ATLANTA (AP) — Slushy highways and streets were mostly desolate and ice encased trees and sent them crashing into power lines, knocking out electricity to a wide swath of the South as the winter-weary region was hit with its second winter storm in two weeks.
From Texas to the Carolinas, roads were slick, businesses and schools were closed and people hunkered down. More than 300,000 homes and businesses across the region were without power and the number steadily increased. The storm came in waves of snow, sleet and freezing rain and forecasters warned relief wasn't expected until Thursday.
Officials and forecasters in several states used unusually dire language in warnings, including calling the storm potentially "catastrophic," and they agreed that the biggest concern was ice, which could knock out power for days. Winds, with gusts up to 30 mph in parts of Georgia, exacerbated problems.
In Atlanta, where a storm took the metro region by surprise and stranded thousands in vehicles just two weeks ago, tens of thousands of customers were without power. Unlike two weeks ago, though, city roads and interstates were clear.
The few that ventured out walked to the pharmacy, rode the train or walked their dogs.
"Even in the snow, you still have to do your business," said Matt Altmix, who took out his Great Dane, Stella. "After the first snow, we kind of got our snow excitement out of the way. But now it's more the drudgery of pushing on."
Stinging drops of sleet fell and a layer of ice crusted car windshields. Slushy sidewalks made even short walking trips treacherous. One emergency crew had to pull over to wait out the falling snow before slowly making its way back to the Georgia Emergency Management Agency's special operations center.
The combination of sleet, snow and freezing rain was expected to coat power lines and tree branches with more than an inch of ice between Atlanta and Augusta. Other areas would see less than an inch.
In normally busy downtown areas, almost every business was closed, except for a CVS pharmacy.
Amy Cuzzort, who spent six hours in her car during the traffic standstill of January's storm, said she'd spend this one at home, "doing chores, watching movies — creepy movies, 'The Shining,'" referring to the film about a writer who goes mad while trapped in a hotel during a snowstorm.
Georgia Gov. Nathan Deal sounded a far more upbeat tone than two weeks ago, but warned people not to become complacent.
"Thanks to the people of Georgia.
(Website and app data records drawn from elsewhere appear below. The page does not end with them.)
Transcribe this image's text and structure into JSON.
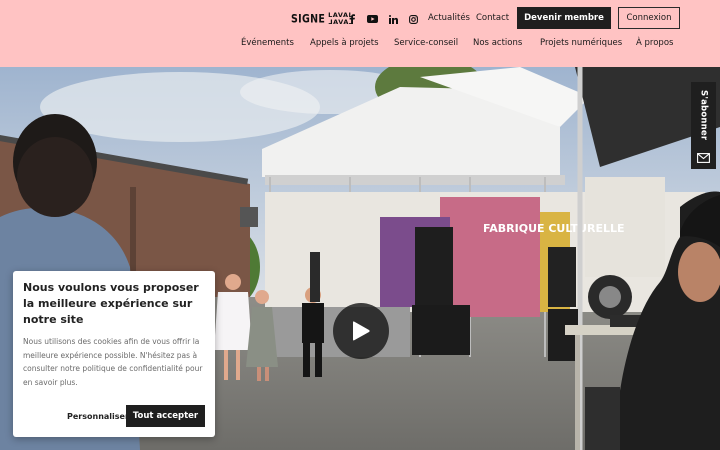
{
  "header": {
    "logo": {
      "main": "SIGNE",
      "stack_top": "LAVAL",
      "stack_bottom": "LAVAL"
    },
    "social": [
      {
        "name": "facebook-icon"
      },
      {
        "name": "youtube-icon"
      },
      {
        "name": "linkedin-icon"
      },
      {
        "name": "instagram-icon"
      }
    ],
    "links": {
      "actualites": "Actualités",
      "contact": "Contact"
    },
    "member_button": "Devenir membre",
    "login_button": "Connexion",
    "nav": [
      "Événements",
      "Appels à projets",
      "Service-conseil",
      "Nos actions",
      "Projets numériques",
      "À propos"
    ]
  },
  "hero": {
    "banner_text": "FABRIQUE CULTURELLE",
    "play_icon": "play-icon"
  },
  "subscribe": {
    "label": "S'abonner",
    "icon": "envelope-icon"
  },
  "cookie": {
    "title": "Nous voulons vous proposer la meilleure expérience sur notre site",
    "text": "Nous utilisons des cookies afin de vous offrir la meilleure expérience possible. N'hésitez pas à consulter notre politique de confidentialité pour en savoir plus.",
    "customize": "Personnaliser",
    "accept": "Tout accepter"
  },
  "colors": {
    "header_bg": "#ffc3c3",
    "dark": "#1f1f1f"
  }
}
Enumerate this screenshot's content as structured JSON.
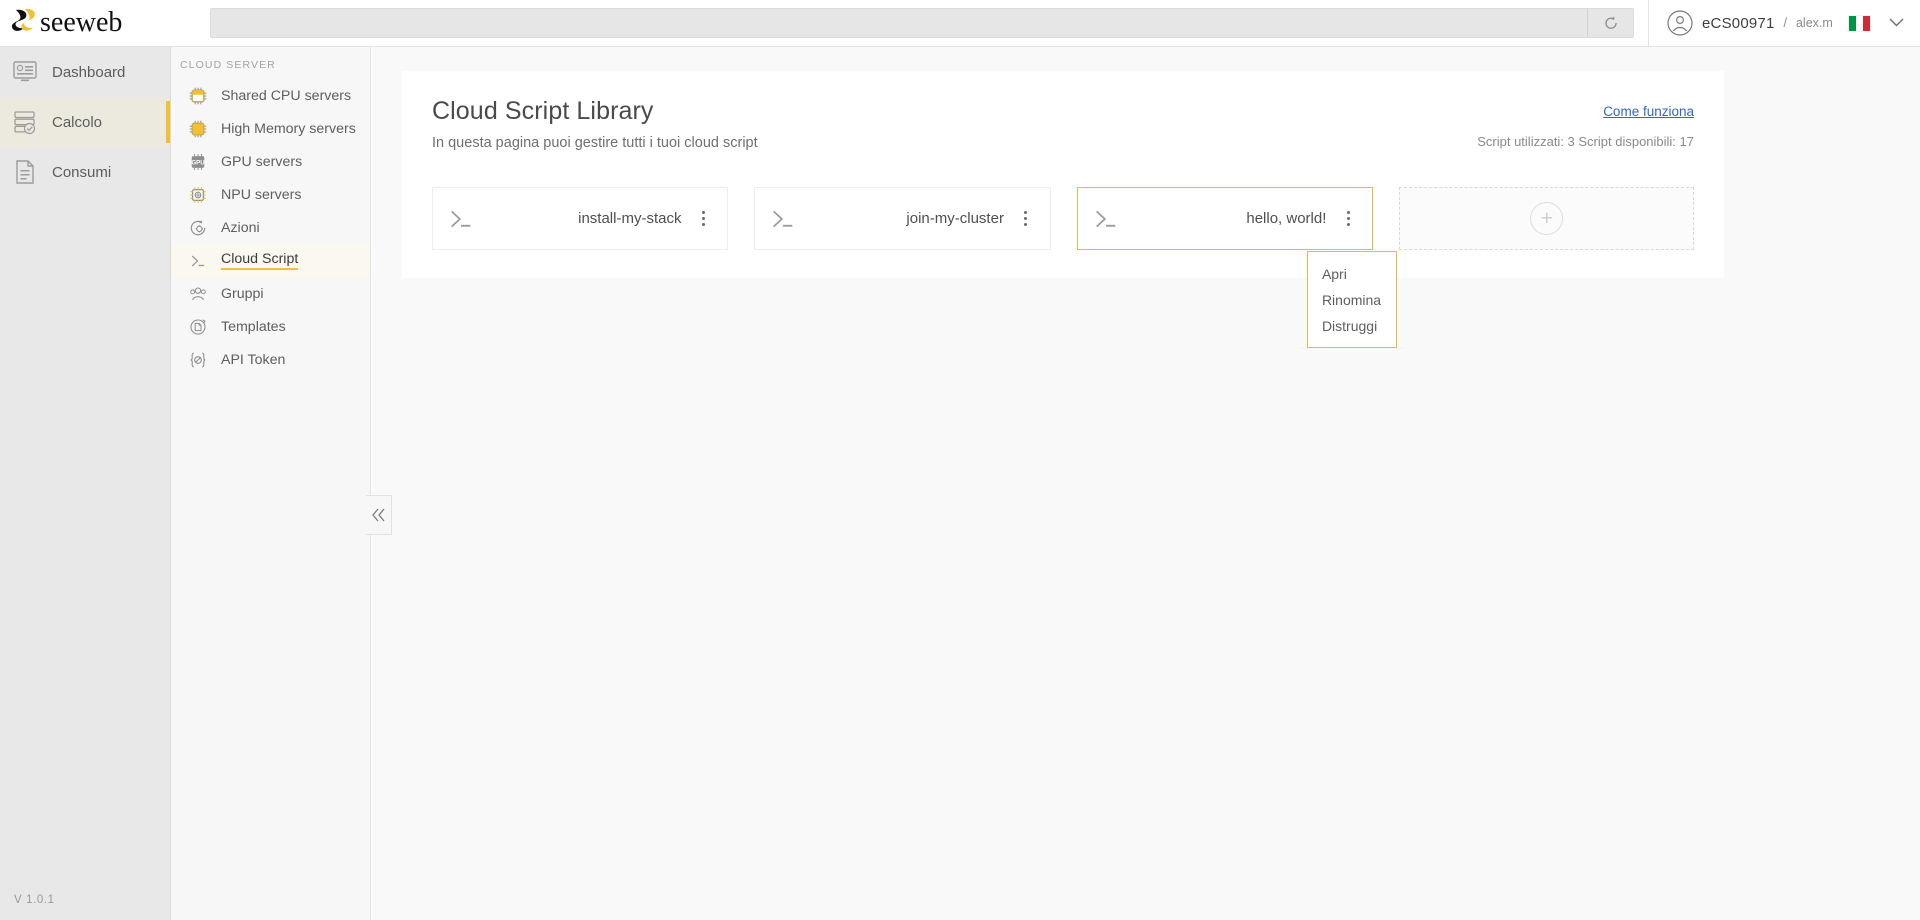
{
  "topbar": {
    "logo_text": "seeweb",
    "search_placeholder": "",
    "search_value": "",
    "refresh_icon": "refresh-icon",
    "account_id": "eCS00971",
    "account_sep": "/",
    "account_user": "alex.m",
    "flag": "italy-flag",
    "caret_icon": "chevron-down-icon"
  },
  "nav_primary": {
    "items": [
      {
        "label": "Dashboard",
        "icon": "dashboard-icon",
        "active": false
      },
      {
        "label": "Calcolo",
        "icon": "servers-icon",
        "active": true
      },
      {
        "label": "Consumi",
        "icon": "document-icon",
        "active": false
      }
    ],
    "version": "V 1.0.1"
  },
  "nav_secondary": {
    "title": "CLOUD SERVER",
    "items": [
      {
        "label": "Shared CPU servers",
        "icon": "cpu-outline-icon",
        "active": false
      },
      {
        "label": "High Memory servers",
        "icon": "cpu-filled-icon",
        "active": false
      },
      {
        "label": "GPU servers",
        "icon": "gpu-icon",
        "active": false
      },
      {
        "label": "NPU servers",
        "icon": "npu-icon",
        "active": false
      },
      {
        "label": "Azioni",
        "icon": "actions-gear-icon",
        "active": false
      },
      {
        "label": "Cloud Script",
        "icon": "terminal-icon",
        "active": true
      },
      {
        "label": "Gruppi",
        "icon": "groups-icon",
        "active": false
      },
      {
        "label": "Templates",
        "icon": "templates-icon",
        "active": false
      },
      {
        "label": "API Token",
        "icon": "api-token-icon",
        "active": false
      }
    ],
    "collapse_icon": "double-chevron-left-icon"
  },
  "page": {
    "title": "Cloud Script Library",
    "subtitle": "In questa pagina puoi gestire tutti i tuoi cloud script",
    "how_it_works": "Come funziona",
    "quota": "Script utilizzati: 3 Script disponibili: 17",
    "accent_color": "#f2c037",
    "link_color": "#3366cc"
  },
  "scripts": [
    {
      "name": "install-my-stack",
      "icon": "terminal-prompt-icon",
      "selected": false
    },
    {
      "name": "join-my-cluster",
      "icon": "terminal-prompt-icon",
      "selected": false
    },
    {
      "name": "hello, world!",
      "icon": "terminal-prompt-icon",
      "selected": true
    }
  ],
  "add_card": {
    "icon": "plus-icon"
  },
  "context_menu": {
    "visible": true,
    "items": [
      {
        "label": "Apri"
      },
      {
        "label": "Rinomina"
      },
      {
        "label": "Distruggi"
      }
    ]
  }
}
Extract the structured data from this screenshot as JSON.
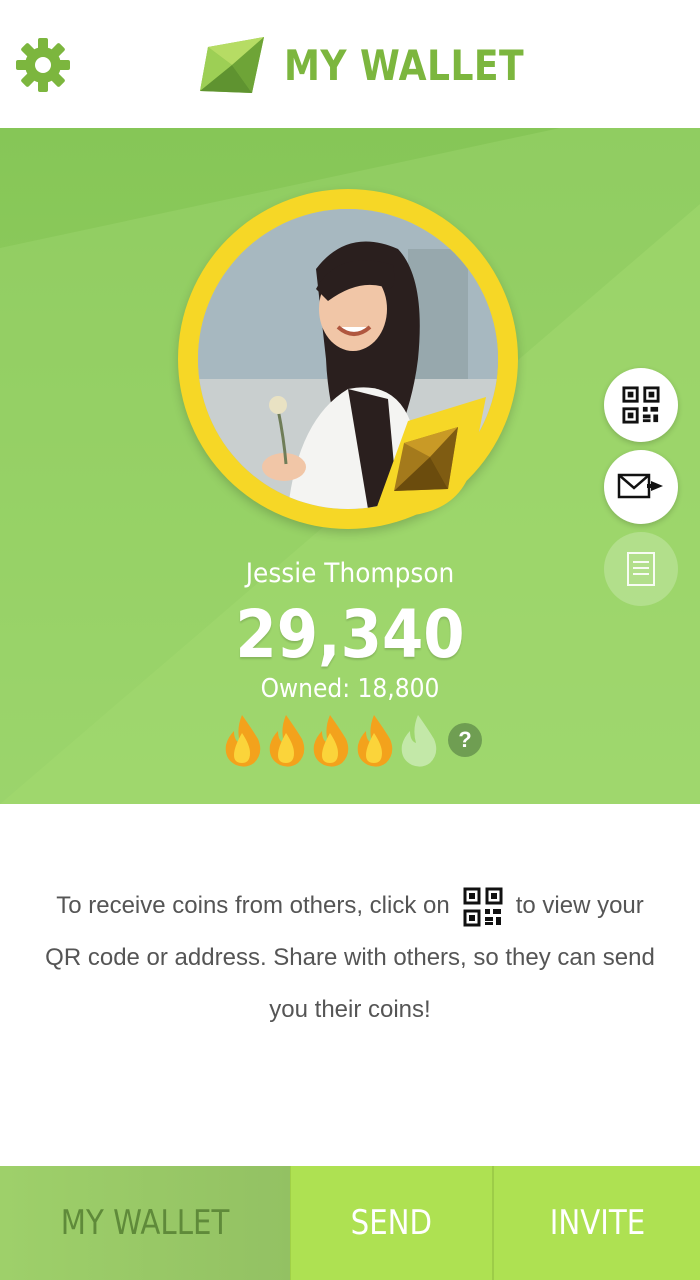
{
  "header": {
    "title": "MY WALLET",
    "settings_icon": "gear-icon",
    "logo_icon": "wallet-gem-icon",
    "brand_color": "#7cb63e"
  },
  "profile": {
    "name": "Jessie Thompson",
    "balance": "29,340",
    "owned": "Owned: 18,800",
    "rating": {
      "filled": 4,
      "total": 5
    },
    "help_label": "?"
  },
  "actions": [
    {
      "icon": "qr-code-icon",
      "enabled": true
    },
    {
      "icon": "send-mail-icon",
      "enabled": true
    },
    {
      "icon": "document-icon",
      "enabled": false
    }
  ],
  "info": {
    "line_before_icon": "To receive coins from others, click on",
    "line_after_icon": "to view your QR code or address. Share with others, so they can send you their coins!",
    "inline_icon": "qr-code-icon"
  },
  "tabs": [
    {
      "label": "MY WALLET",
      "active": true
    },
    {
      "label": "SEND",
      "active": false
    },
    {
      "label": "INVITE",
      "active": false
    }
  ],
  "colors": {
    "hero_green": "#8ecb5c",
    "ring_yellow": "#f6d726",
    "tab_green": "#aee152"
  }
}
You have shown your character," he said. During the last storm, Deal was widely criticized for being unprepared and the state became the butt of late-night jokes.
In an early Wednesday warning, the National Weather Service called the storm "catastrophic ... crippling ... paralyzing ... choose your adjective."
The forecast drew comparisons to an ice storm in the Atlanta area in 2000 that left more than 500,000 homes and businesses without power and an epic storm in 1973 that caused an estimated 200,000 outages for several days. In 2000, damage estimates topped $35 million.
Eli Jacks, a meteorologist with National Weather Service, said forecasters use words such as "catastrophic" sparingly while also noting that three-quarters of an inch of ice would be catastrophic anywhere. But the Atlanta area and other parts of the South are particularly vulnerable: Many trees and limbs hang over power lines.
Around the Deep South, slick roads were causing problems. Three people were killed and one injured after an ambulance careened off a slick West Texas roadway and caught fire. Icy conditions caused the ambulance to lose control, veer off the road near Carlsbad, then flip upside down before catching fire, the Texas Public Safety Department said.
On Tuesday, four people died in North Texas, including a Dallas firefighter who was knocked from an Interstate 20 ramp and fell 50 feet. In Mississippi, two weather-related traffic deaths were reported.
More than 3,100 flights were canceled across the country, according to the website FlightAware.
For Bob Peattie of Bayshore, N.Y., and Lee Harbin of San Antonio, Texas, it was the second time in two weeks that their business meetings in Atlanta were canceled because of bad weather. Both work for a software consulting company were staying put at downtown hotel.
"In two weeks, we'll do it again," Harbin said, laughing.
They planned to work as long as the power remained on and they had Internet access.
"We can be sitting anywhere as long as we have connectivity," Peattie said. "You make the best out of everything."
Associated Press writers Ray Henry and Jeff Martin in Atlanta; Jay Reeves in Birmingham, Ala.; and Russ Bynum in Savannah, Ga., contributed to this report.
Follow Christina Almeida Cassidy on Twitter: http://twitter.com/AP_Christina.